I have been addicted to spinning for the last five years. It is my happy place. Spinning is part of what makes shift work possible for me. I get a big amount of energy out of a spin class and it carries through to the next day.

Spinning is part of what makes shift work possible for me.

What’s your approach to teaching spinning classes?

My classes are geared towards a beginner’s crowd. No intimidation factor there. I try to be very welcoming, supportive and positive and make sure people feel they can be comfortable with me and comfortable in the studio. 

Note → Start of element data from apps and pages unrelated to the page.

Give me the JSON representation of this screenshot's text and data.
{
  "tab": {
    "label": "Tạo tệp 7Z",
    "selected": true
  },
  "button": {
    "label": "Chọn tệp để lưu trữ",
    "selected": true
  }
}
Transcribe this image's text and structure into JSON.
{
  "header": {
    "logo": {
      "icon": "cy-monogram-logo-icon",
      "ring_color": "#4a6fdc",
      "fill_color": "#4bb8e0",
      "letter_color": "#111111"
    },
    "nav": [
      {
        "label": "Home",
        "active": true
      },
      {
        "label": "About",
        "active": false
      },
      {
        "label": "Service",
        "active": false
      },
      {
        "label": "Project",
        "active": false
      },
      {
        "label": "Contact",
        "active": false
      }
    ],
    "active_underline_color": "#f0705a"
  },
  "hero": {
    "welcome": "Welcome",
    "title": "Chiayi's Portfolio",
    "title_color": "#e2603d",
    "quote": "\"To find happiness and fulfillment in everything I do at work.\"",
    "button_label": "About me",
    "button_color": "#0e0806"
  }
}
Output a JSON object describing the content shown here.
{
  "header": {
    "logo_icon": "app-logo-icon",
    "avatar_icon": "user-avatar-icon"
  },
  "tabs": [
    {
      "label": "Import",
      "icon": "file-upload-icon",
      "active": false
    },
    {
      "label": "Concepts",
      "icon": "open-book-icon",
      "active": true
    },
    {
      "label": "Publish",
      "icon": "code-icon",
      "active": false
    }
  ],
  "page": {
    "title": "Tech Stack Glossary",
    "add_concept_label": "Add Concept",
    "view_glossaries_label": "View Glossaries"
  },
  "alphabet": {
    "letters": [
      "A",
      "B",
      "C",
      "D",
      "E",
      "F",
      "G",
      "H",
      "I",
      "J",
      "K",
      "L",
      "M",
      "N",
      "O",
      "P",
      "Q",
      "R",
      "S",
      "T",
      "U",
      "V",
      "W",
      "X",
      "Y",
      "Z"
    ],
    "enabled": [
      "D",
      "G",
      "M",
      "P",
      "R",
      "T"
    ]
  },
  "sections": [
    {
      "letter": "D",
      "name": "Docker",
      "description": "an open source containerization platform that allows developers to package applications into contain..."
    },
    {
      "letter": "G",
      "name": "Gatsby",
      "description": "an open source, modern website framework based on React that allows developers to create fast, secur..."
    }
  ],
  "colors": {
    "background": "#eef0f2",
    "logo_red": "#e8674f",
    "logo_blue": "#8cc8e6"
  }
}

I find it really gratifying to teach classes that many of my colleagues attend. Being a shift worker, especially in the healthcare field, is definitely a challenging job—whether you’re a nurse, whether you’re a clerk, whether you’re a housekeeper. There is stress everywhere in a hospital setting. Being able to accommodate and work out with individuals that work on the same level as you – the same stress level, the same shifts – is rewarding.

As a spin instructor, being able to bring class availability to shift workers was a huge priority for me and I’ve planned my class times around that. 

How do you balance teaching spin classes with shift work? How do you get the time off to teach?

I am very lucky that one of my good friends owns the studio where I work. I submit my schedule to her every month for what I can teach and she lets me teach those classes.

I teach most of my spin classes at 7:30 p.m.. As a spin instructor, being able to bring class availability to shift workers was a huge priority for me and I’ve planned my class times around that. 

What advice do you have for shift workers who are trying to improve their fitness level?

Eat as best as you can. I know it’s not always easy— it’s often a grab-and-go kind of thing unless you have time to meal prep, which is very rare for me, personally. Make sure that you grab that healthier option and try to keep hydrated. Rest is key. You won’t get very much done with a tired brain. Keep healthy, keep fit. Exercise—even walking—is helpful. 

Thank you, Ashlee, for sharing your passion for spinning with us! We love your positive vibe and can-do attitude. If you want to find out more about Ashlee’s approach to spin classes, check out her FB @sitsweatcycle

Photo: Ladouceur PHOTO